## Task goal
Return every line of the listing that includes the string "data".
Information Start Marker
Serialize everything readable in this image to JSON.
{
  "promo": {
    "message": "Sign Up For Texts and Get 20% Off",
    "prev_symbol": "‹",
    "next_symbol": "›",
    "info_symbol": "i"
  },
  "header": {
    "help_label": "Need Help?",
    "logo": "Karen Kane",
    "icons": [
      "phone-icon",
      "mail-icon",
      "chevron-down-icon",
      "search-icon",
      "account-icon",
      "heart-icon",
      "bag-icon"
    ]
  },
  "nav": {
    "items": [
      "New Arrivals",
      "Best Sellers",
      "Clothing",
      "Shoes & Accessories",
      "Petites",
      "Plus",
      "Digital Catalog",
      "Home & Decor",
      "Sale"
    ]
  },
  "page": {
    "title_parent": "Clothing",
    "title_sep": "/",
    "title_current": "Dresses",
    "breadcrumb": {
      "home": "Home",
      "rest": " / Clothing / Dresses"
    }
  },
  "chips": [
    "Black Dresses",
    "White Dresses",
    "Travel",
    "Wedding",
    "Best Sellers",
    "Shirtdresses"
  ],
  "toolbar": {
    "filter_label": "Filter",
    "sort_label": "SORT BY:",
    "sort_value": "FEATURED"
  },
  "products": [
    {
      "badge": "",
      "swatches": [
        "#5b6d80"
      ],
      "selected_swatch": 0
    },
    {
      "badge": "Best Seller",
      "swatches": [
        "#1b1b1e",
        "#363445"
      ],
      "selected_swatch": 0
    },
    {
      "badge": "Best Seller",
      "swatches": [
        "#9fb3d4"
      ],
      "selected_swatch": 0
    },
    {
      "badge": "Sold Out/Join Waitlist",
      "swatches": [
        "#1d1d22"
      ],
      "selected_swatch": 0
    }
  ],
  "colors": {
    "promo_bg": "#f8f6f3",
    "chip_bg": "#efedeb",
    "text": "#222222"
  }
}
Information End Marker
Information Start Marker
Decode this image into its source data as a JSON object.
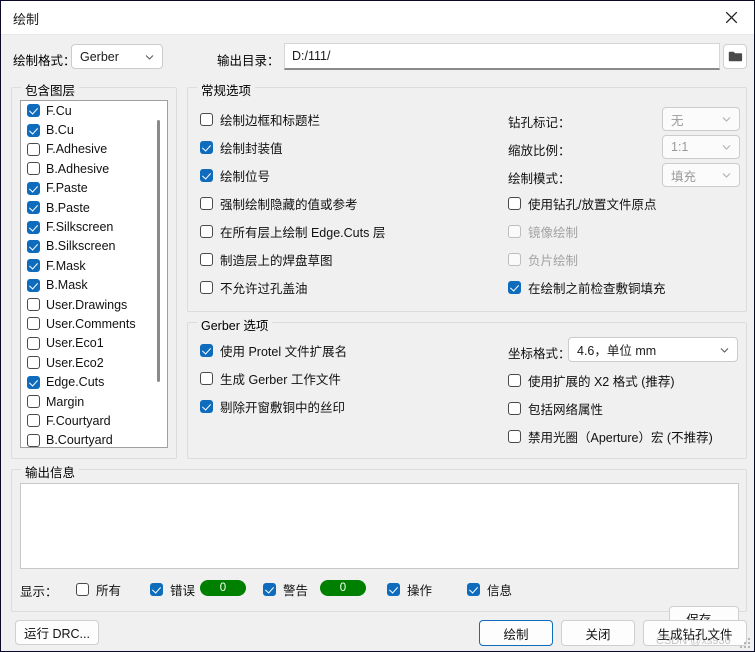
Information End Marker
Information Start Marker
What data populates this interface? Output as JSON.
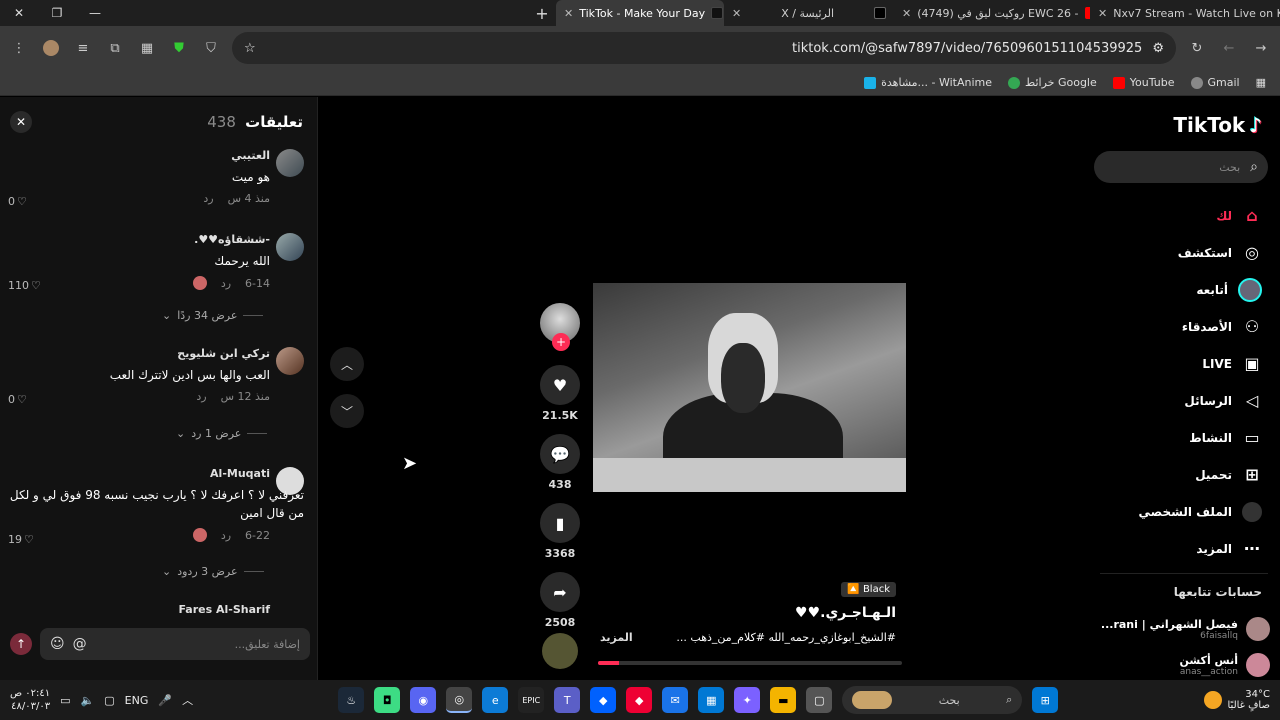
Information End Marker
## Exercise solution
Decode this image into its source data as a JSON object.
What data populates this interface? Output as JSON.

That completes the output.